• _Task statement_
Check every line below for the string "Natalie", and copy the lines that contain it.

─── Provided entries ───

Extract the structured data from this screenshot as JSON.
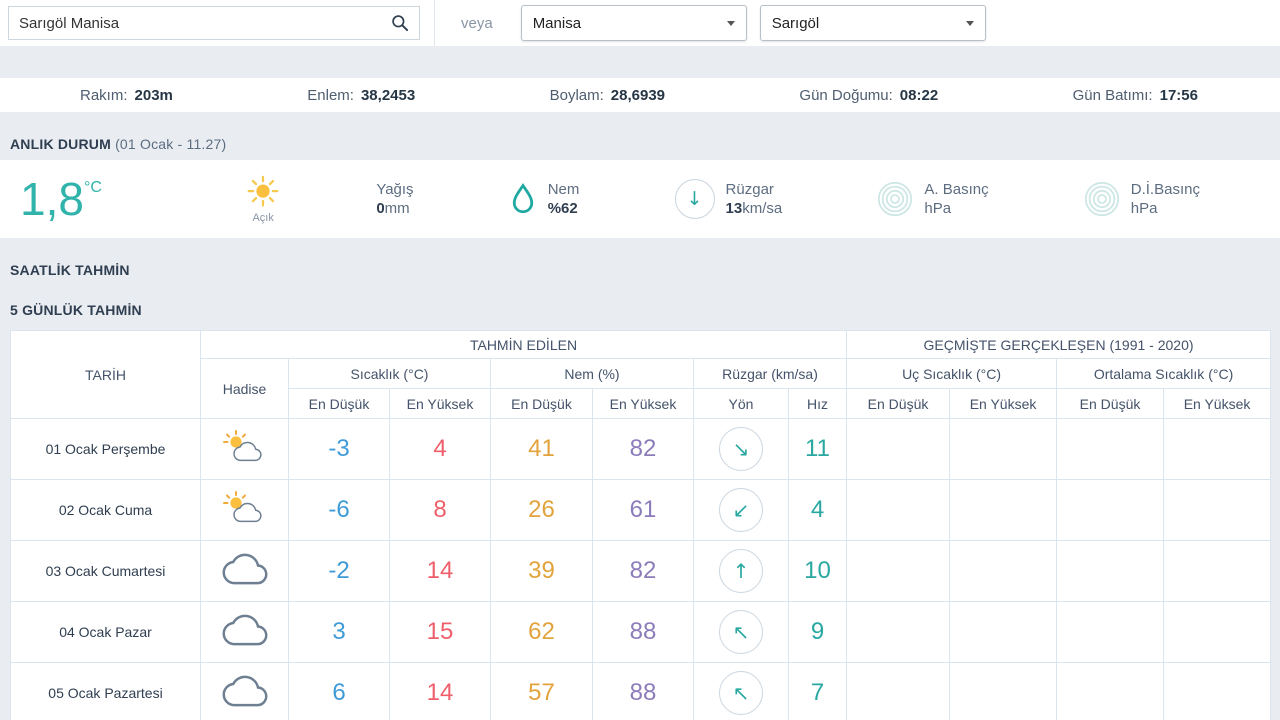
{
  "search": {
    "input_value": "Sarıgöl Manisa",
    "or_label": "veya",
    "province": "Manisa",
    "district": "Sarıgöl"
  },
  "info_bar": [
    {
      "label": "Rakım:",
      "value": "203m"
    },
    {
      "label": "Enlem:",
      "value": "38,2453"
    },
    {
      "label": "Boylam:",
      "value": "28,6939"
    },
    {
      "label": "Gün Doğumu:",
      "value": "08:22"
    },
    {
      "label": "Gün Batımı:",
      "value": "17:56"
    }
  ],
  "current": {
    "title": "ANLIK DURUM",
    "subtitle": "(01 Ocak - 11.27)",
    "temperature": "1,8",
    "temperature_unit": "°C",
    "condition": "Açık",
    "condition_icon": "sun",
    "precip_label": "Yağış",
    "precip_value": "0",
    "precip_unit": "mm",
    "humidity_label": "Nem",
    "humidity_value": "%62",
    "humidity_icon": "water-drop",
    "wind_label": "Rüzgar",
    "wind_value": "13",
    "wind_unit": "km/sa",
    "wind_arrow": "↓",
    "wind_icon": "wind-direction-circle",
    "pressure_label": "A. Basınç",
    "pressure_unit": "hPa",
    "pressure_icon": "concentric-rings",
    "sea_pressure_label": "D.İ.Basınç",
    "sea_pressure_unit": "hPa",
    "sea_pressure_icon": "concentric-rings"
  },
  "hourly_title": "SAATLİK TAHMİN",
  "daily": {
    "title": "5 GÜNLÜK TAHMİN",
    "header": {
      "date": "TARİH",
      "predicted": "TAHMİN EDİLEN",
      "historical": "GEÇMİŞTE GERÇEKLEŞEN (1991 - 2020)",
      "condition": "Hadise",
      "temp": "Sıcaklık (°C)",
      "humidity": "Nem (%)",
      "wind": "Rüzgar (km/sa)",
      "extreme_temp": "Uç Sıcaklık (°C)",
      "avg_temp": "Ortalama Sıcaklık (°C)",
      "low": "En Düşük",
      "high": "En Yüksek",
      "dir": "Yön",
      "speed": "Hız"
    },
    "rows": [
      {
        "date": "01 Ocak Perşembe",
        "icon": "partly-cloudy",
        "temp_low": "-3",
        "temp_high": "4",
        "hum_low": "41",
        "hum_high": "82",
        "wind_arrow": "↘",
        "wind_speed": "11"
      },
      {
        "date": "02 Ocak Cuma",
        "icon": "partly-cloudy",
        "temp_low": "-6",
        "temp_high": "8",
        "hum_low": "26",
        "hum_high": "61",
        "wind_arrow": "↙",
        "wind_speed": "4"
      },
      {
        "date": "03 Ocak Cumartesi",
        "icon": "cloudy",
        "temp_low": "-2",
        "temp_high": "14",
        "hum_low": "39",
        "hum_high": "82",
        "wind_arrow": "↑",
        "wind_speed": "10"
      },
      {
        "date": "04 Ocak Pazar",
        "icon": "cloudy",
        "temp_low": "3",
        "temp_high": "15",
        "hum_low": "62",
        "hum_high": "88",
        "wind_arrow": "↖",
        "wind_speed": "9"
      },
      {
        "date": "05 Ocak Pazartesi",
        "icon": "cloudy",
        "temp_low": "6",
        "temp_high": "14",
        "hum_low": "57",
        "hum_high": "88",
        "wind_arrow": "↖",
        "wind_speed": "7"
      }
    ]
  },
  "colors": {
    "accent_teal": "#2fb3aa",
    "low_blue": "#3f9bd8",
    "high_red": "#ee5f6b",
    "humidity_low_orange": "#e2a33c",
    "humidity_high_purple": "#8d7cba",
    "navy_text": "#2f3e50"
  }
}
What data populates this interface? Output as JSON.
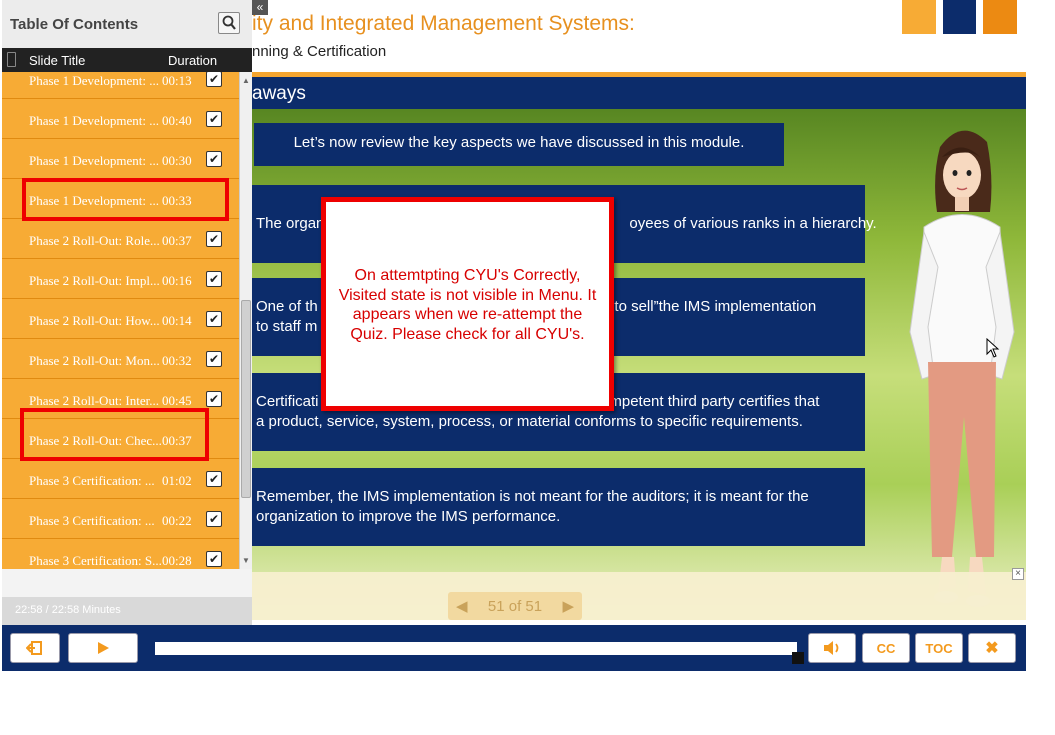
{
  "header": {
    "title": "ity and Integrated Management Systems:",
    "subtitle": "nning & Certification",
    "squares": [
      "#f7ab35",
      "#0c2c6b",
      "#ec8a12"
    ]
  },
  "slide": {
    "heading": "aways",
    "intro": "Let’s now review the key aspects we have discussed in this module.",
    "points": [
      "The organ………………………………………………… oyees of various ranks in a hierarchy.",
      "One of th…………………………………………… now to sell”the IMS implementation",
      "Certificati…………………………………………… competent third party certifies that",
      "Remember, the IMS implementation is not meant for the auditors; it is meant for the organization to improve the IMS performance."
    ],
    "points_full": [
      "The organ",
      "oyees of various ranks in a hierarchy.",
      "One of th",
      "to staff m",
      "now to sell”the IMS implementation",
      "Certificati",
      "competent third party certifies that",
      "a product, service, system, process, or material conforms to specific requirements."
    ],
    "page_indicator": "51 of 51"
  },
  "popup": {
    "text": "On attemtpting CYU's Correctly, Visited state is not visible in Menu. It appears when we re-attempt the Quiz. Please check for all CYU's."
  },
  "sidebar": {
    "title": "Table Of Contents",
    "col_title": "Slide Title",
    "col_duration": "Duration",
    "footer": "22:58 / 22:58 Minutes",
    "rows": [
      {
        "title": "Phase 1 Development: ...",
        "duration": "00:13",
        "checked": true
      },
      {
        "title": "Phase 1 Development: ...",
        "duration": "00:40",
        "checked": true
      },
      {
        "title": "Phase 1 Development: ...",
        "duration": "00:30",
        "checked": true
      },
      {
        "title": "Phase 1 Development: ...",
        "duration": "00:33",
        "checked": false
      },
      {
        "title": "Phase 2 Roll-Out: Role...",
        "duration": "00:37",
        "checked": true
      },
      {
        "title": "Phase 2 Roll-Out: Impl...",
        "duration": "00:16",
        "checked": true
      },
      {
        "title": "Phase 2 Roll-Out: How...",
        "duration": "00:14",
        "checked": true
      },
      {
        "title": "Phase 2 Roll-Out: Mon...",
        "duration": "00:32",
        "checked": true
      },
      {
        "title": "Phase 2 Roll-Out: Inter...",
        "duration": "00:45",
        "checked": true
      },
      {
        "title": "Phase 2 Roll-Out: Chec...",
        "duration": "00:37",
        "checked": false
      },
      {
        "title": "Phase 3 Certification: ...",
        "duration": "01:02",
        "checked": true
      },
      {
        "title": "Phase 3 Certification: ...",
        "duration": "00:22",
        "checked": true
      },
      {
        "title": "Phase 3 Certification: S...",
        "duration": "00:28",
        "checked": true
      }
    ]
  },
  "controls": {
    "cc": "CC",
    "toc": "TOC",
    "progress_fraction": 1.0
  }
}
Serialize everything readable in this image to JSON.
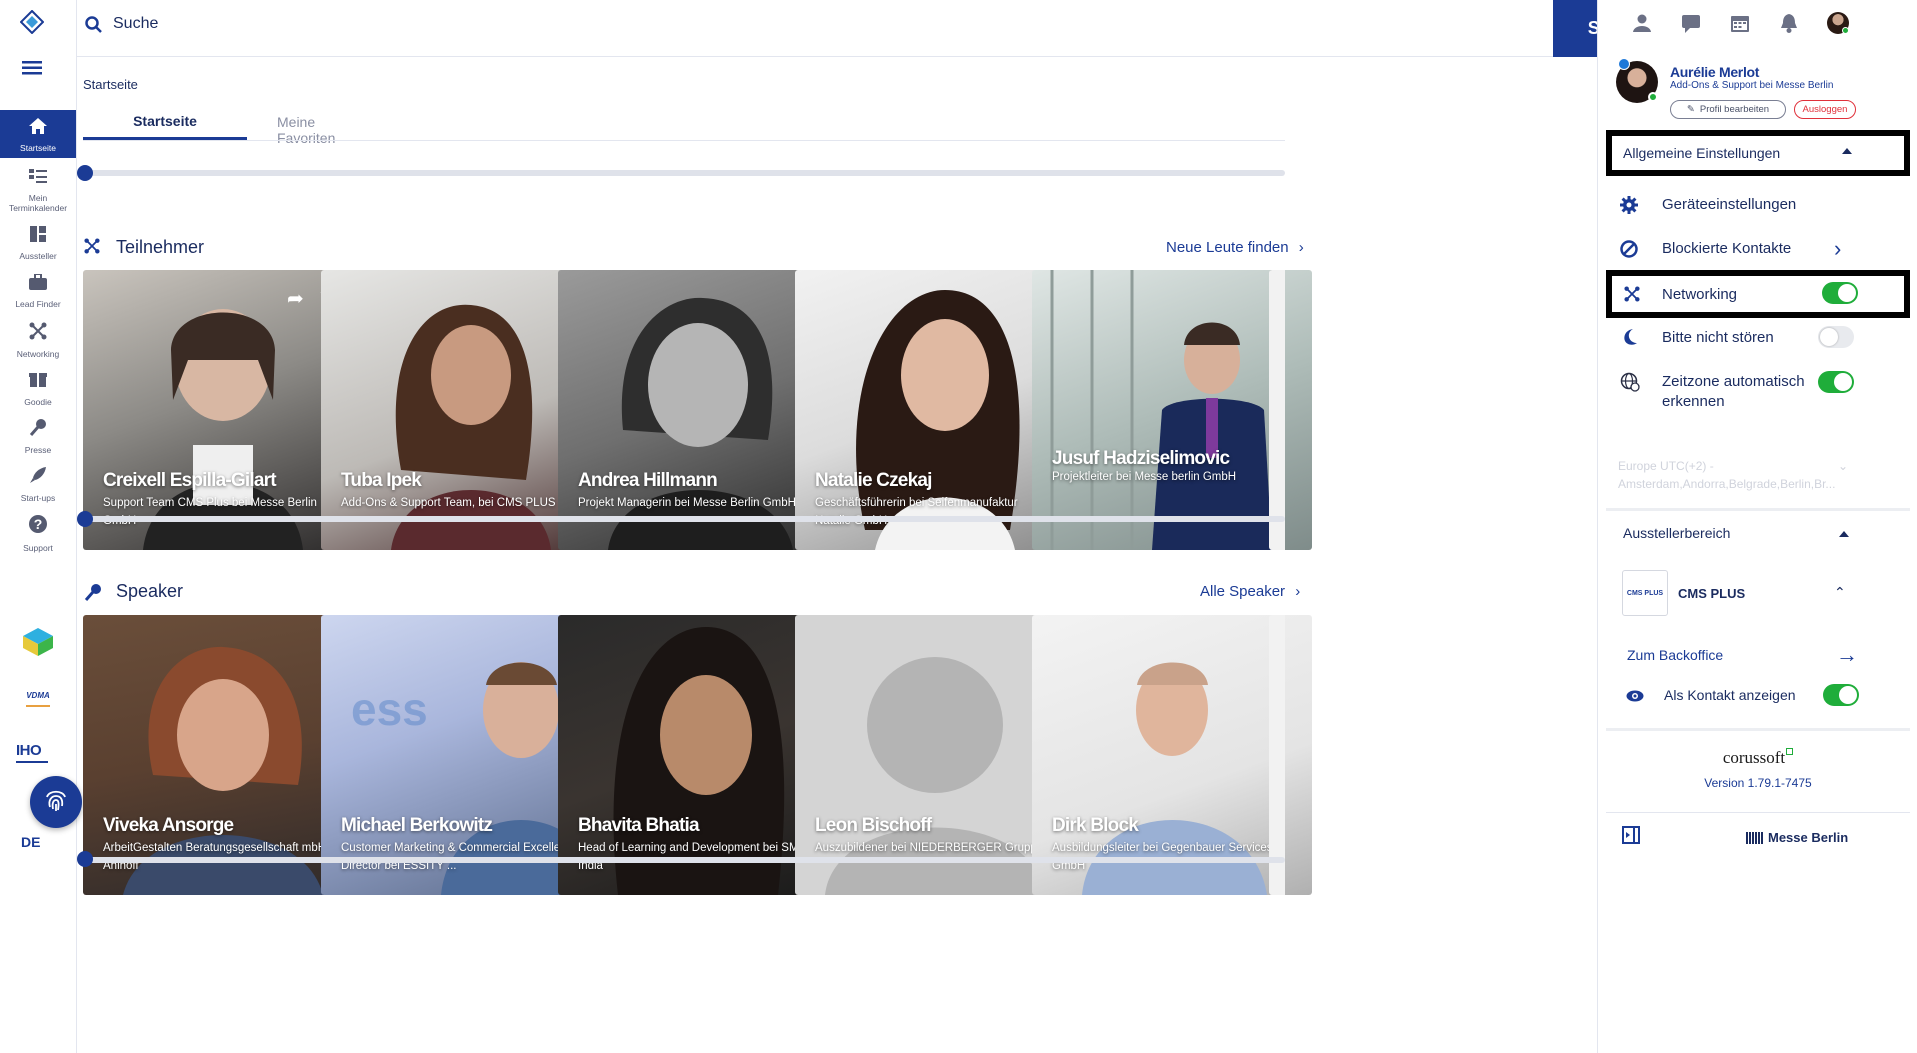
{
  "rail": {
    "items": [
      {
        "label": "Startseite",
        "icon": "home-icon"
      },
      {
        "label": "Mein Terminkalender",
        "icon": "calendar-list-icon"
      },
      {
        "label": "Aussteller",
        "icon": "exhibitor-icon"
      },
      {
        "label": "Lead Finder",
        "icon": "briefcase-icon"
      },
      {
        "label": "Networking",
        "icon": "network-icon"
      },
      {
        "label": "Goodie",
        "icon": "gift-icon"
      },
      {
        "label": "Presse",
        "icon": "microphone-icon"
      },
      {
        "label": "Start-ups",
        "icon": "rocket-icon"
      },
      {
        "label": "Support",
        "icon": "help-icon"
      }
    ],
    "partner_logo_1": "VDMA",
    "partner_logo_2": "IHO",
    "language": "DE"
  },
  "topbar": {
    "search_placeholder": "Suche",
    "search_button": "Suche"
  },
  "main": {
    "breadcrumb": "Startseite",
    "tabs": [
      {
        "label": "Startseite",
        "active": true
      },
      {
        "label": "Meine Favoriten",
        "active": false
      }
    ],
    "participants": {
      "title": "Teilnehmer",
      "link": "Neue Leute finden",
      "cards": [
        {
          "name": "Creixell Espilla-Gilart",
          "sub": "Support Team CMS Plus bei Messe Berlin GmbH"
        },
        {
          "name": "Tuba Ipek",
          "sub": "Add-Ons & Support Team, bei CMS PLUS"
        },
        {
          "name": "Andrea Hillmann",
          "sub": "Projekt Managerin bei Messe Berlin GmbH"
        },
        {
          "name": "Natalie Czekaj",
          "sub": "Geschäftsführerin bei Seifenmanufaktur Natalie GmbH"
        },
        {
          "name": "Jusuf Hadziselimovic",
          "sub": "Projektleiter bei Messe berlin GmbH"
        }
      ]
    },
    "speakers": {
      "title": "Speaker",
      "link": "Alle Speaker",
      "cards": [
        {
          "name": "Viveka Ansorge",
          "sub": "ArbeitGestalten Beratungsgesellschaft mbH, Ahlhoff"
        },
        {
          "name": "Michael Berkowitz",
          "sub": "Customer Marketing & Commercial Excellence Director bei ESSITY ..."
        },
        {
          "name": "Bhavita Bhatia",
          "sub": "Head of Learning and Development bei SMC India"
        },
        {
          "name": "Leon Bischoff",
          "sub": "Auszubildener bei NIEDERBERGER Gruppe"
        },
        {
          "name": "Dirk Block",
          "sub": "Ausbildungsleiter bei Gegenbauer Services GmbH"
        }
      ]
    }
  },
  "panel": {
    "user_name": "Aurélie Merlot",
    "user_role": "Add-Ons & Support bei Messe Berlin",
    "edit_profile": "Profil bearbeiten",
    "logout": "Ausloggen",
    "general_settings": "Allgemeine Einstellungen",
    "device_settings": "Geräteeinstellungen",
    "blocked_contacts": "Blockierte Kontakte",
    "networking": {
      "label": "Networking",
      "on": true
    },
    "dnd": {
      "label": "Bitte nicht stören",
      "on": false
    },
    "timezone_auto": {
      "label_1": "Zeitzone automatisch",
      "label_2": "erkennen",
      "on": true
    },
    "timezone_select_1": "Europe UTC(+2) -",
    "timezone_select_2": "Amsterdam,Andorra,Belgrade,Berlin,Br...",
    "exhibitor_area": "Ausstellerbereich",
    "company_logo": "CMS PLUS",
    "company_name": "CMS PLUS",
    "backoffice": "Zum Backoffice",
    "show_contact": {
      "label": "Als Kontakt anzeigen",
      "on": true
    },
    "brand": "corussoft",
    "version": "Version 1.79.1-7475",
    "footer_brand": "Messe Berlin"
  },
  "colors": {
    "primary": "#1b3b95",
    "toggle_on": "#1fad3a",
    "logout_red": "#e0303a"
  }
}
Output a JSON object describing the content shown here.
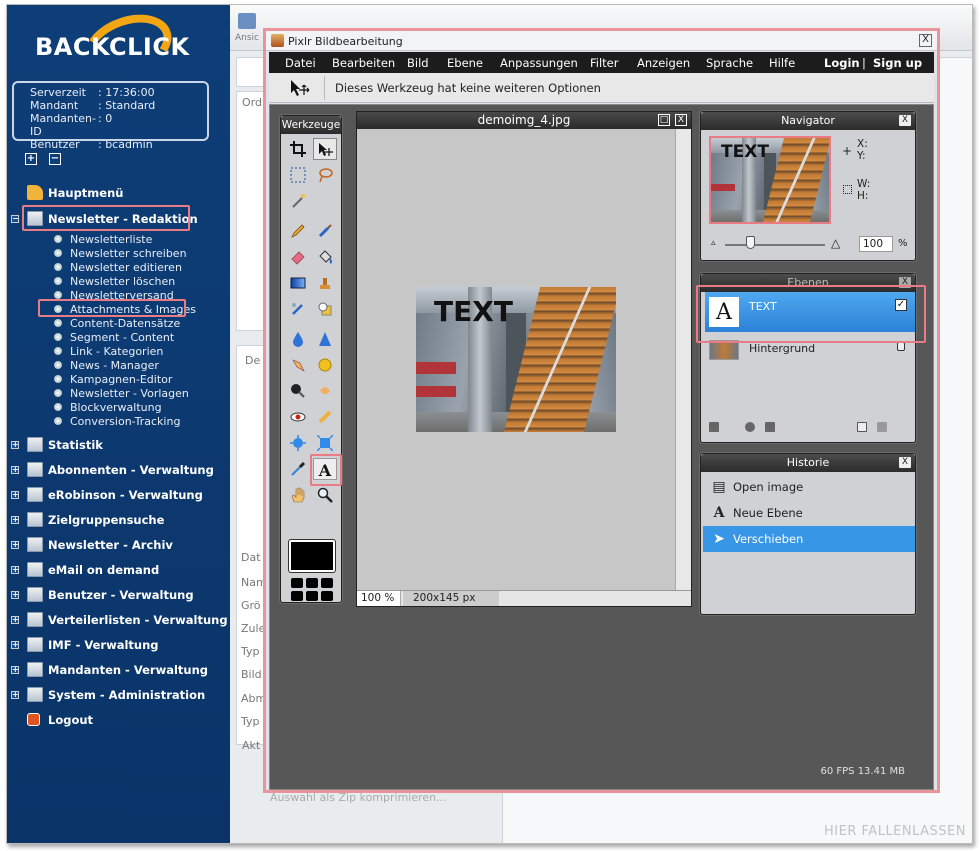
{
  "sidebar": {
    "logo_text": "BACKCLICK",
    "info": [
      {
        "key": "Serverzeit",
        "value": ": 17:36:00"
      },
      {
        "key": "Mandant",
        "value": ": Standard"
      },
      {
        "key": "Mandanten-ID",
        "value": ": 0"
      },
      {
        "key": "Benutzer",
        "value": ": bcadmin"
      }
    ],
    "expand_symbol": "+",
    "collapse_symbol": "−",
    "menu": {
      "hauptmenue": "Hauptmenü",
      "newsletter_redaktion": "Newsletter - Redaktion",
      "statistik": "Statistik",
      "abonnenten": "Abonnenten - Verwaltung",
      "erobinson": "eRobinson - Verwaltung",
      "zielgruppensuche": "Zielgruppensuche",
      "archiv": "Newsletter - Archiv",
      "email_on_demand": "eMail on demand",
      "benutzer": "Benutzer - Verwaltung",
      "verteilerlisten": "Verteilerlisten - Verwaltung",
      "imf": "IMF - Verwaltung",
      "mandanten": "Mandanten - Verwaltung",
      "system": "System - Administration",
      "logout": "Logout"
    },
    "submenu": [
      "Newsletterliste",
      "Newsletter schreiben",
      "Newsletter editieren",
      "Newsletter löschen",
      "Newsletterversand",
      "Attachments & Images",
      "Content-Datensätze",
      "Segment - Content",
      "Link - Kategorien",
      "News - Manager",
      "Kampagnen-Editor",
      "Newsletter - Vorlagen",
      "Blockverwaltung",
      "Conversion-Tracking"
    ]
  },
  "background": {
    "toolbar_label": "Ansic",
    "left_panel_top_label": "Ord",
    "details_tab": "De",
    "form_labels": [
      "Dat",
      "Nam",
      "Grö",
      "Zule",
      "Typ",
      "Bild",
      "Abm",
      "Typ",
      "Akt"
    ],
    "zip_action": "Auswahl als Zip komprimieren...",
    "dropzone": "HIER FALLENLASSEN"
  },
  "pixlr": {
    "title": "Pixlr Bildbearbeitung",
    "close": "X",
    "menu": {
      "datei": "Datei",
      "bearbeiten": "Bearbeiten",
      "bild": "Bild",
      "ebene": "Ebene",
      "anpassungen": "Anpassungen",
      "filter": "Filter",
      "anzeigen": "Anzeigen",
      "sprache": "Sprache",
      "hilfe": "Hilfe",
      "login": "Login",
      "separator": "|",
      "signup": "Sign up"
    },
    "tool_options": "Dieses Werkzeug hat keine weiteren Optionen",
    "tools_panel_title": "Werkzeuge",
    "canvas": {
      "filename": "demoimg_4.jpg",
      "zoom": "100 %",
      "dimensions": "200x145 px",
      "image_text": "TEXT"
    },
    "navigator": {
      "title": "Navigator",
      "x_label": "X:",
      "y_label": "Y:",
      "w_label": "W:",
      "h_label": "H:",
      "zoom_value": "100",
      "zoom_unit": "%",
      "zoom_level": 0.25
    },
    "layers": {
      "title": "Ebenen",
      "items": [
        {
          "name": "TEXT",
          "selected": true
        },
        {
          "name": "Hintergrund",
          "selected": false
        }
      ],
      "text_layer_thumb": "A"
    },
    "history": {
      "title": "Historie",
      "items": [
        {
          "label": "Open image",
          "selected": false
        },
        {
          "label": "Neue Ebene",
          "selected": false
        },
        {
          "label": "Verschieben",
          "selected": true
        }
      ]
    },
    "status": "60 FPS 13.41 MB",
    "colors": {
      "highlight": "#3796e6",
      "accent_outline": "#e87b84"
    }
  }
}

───

• _Solution to this exercise_
          "name": "Natalie Czekaj",
          "sub": "Geschäftsführerin bei Seifenmanufaktur Natalie GmbH"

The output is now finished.